- Violets ° humility ( only flower that does not cause headaches for Angélique) (pp 124)
There is a labyrinth of gardens in this story each with its own secret door. Zola also uses the symbol of a garden door in La Fortune des Rougon. What does the door always symbolize? It is the way the innocent lovers can meet each other even though it is forbidden.
- Le jardin des Hubert
- Le Clos-Marie: (public garden where Angélique and Félicien meet. It separates the aristocratic garden of the Monseigneur from the peasant garden of M and Mme Hubert)
- Le jardin de l’Evêché
- Le jardin de l’Hôtel de Voincourt:
What I did like:
This story will answer the question: Can the power of environment change the power of heredity the passing of traits to offspring from its parents or ancestor.? On pp 54 Mme Hubertine tries to teach Angélique sacrifice and obedience and in this way challenging her inborn passion and pride.

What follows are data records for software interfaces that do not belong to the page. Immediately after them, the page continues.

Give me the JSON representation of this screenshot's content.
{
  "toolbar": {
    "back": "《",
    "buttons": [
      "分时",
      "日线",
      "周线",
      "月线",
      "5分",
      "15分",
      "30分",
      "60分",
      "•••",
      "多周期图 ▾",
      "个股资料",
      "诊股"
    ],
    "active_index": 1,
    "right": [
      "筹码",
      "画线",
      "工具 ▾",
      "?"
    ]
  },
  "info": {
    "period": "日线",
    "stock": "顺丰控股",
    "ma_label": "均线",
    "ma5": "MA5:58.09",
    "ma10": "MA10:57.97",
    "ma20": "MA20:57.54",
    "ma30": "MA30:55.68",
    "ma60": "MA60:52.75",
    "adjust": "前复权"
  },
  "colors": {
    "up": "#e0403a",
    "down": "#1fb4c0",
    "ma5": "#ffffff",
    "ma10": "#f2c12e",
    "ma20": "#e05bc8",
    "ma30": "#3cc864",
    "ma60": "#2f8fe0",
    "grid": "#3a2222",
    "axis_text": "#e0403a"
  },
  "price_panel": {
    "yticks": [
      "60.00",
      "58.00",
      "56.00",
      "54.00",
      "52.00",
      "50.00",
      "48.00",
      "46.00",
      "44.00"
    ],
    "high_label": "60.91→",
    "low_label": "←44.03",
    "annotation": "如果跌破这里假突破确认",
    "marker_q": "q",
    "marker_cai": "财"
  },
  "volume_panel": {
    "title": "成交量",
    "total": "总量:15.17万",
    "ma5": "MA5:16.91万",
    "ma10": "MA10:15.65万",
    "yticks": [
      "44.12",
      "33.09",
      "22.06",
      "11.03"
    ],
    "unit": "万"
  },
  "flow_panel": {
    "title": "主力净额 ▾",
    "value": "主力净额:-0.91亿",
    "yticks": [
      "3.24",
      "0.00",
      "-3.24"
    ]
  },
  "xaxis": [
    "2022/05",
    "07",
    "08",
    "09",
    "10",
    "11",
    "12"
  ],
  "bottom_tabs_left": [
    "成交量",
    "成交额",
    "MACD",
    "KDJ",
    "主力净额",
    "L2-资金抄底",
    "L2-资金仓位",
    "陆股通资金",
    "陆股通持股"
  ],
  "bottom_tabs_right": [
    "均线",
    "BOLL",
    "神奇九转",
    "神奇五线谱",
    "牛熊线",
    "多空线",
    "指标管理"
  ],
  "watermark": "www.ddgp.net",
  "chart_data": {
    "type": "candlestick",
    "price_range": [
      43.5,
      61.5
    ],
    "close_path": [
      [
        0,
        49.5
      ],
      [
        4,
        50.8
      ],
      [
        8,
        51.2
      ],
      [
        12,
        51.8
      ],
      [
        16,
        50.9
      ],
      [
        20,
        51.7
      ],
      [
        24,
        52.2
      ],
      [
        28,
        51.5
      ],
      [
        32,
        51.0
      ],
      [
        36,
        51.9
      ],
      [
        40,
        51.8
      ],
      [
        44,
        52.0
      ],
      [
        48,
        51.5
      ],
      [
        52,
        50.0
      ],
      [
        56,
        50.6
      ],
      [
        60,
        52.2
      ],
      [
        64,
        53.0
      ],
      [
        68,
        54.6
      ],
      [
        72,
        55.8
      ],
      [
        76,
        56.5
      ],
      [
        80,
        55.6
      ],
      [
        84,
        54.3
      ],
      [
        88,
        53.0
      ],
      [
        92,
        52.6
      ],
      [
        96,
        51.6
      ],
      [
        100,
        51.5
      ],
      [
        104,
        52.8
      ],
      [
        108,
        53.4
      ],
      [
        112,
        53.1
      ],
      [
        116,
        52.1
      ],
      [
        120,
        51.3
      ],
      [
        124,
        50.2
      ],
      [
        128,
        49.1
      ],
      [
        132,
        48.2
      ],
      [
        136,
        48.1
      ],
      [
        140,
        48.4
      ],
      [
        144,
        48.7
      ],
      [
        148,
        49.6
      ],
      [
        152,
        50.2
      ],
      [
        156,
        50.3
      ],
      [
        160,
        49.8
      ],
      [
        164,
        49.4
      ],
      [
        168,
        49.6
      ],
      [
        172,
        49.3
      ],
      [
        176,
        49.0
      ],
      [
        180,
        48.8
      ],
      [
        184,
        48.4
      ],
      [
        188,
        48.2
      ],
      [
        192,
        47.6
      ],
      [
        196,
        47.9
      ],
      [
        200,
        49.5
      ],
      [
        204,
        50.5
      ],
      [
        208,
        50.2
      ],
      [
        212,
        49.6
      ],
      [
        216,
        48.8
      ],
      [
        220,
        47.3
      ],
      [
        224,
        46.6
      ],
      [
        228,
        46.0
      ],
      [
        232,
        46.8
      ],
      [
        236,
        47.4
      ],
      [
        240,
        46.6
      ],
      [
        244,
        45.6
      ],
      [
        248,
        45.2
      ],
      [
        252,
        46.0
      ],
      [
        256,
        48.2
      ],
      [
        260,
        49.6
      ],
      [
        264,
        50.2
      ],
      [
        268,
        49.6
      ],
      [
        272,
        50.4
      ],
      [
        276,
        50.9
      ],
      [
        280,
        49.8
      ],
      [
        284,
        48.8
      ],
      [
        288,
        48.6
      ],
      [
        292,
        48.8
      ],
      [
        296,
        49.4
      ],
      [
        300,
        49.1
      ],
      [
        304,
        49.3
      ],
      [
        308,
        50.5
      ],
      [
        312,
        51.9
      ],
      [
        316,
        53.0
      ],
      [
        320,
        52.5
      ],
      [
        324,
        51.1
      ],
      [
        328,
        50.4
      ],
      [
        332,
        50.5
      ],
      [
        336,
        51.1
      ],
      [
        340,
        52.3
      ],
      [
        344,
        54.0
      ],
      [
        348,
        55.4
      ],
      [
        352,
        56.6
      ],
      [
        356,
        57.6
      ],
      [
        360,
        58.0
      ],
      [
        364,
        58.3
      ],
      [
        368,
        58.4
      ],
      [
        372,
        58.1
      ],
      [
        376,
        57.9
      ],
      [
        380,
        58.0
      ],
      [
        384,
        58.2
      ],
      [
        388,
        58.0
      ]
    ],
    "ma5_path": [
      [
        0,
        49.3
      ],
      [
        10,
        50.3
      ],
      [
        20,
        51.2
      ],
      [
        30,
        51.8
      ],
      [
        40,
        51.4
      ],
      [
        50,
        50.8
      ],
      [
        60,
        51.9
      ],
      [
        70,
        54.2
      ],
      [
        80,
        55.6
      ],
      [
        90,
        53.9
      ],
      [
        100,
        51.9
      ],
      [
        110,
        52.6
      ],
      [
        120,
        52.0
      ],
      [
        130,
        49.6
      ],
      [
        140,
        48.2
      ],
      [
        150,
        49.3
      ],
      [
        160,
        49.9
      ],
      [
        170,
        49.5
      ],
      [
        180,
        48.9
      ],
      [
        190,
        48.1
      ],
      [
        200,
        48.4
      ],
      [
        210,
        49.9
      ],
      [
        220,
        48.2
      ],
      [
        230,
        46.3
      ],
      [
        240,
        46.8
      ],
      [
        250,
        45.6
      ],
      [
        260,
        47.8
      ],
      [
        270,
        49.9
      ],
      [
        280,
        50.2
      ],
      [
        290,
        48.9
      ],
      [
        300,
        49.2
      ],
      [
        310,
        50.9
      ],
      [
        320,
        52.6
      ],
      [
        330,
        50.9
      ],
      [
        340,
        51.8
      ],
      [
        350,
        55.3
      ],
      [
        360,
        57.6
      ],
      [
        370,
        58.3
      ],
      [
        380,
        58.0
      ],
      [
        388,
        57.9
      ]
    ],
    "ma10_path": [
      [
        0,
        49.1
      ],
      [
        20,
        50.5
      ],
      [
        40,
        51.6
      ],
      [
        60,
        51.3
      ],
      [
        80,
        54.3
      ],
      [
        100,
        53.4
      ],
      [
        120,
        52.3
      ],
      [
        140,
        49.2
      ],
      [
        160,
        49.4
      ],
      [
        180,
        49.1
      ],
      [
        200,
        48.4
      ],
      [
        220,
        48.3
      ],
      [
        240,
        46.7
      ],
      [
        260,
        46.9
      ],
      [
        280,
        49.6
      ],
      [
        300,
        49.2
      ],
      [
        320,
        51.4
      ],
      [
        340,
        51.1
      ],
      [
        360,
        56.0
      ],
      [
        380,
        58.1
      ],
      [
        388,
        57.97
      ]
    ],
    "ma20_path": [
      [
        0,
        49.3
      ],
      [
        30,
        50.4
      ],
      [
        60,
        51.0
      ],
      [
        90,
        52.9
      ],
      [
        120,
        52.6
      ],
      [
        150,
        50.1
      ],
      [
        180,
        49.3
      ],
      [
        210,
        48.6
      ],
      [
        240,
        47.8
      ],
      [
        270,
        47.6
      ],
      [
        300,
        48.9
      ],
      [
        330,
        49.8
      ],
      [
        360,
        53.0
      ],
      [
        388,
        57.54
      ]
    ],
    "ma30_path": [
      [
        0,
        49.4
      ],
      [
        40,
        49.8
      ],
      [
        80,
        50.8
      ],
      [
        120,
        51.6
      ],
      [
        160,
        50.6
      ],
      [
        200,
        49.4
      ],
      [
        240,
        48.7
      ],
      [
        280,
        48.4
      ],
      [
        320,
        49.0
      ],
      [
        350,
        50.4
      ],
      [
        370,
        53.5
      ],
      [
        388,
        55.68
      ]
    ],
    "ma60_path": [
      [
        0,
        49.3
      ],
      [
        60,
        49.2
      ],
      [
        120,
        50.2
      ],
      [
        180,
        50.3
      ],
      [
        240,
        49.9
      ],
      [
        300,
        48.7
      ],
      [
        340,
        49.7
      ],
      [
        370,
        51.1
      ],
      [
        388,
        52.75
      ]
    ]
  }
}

This book was filled with puzzels, signs and symbols that keep the reader engaged!
The puzzle of the link between Angélique and Rougon-Macquart: Shivering is the snow, huddled against the cathédrale we meet Angélique, 9 yrs. Sidonie Rougon had an illegitimate child in 1851 three years after leaving Plassans for Paris with her husband. She gave the baby up for adoption. Nothing is mentioned about Sidonie’s past in the other books, In La Curée her husband had disappeared.
While reading this book I kept a close lookout for the use of “personification” . Zola breathes life into inanimate objects making them an integral part of the story
Cathédrale: ( personification)
- ces vieilles pierres viviait et pensait... ( these old stones live and think)
- the religious ceremonies which are the “le battement de ses veines” ( fluttering, beating is its veins)
- Cette âme d’un autra age ( a soul of another age…) ( pp 51)
- La maison (de Hubet)..scellée à ces pierres , ….vivant de leur sang” ( sealed to these old stones, living on their blood) ( pg 51)
- la croupe géante de l’église ( rump) (pp 98)
- l’abside entière s’éveillait et grondait, ( the sanctuary of church is awake and scolds…) ( pp 101)
- les moindres soupirs de la cathédrale lui parvenaient.. ( the sighs of the church reached her) (pp 205)
- C’est ma vieille amie la cathédrale...je distingue une langue que je comprends…”( …,I understand the language of the cathédrale) ( pp 250)
Time to turn out the lights…..and stop reading, I’m exahusted!
- I found a few similarites between the book Le Notre-Dame de Paris and Le Rêve
- Orphan found in front of cathédrale
- Cathédrale becomes becomes a mother figure/dear friend to the child.
- Portail de Sainte-Agnès in cathédrale was inspiried by Portail de la Vierge in the Nôtre-Dame de Paris
If your interested….here is the link for the Golden Legend ( Légende dorée) or the Lives of the Saints composed by Jacobus Voragine!
Description of flying buttresses on the church as seen at night, bridges leading to nowhere
(pp 102) “les arcs-boutants jetés comme des ponts dan le vide.”
Everthing stopped while reading this book, beds not made, laundry still in the machine, cats not feed….I had to finish reading this first. Captivating how Zola can express the feelings of a childless couple, Monseigneur riddled with guilt and the happiness of innocent lovers.
Just when you think it can’t get any better it does. This was by far one of the best romantic stories I’ ve read in a long time. It is yet another of Zola’s books that stands in the shadows of his most famous works. Please, don’t miss this gem of a book. 247 pages, 14 chapters….you could finish it in a weekend easily!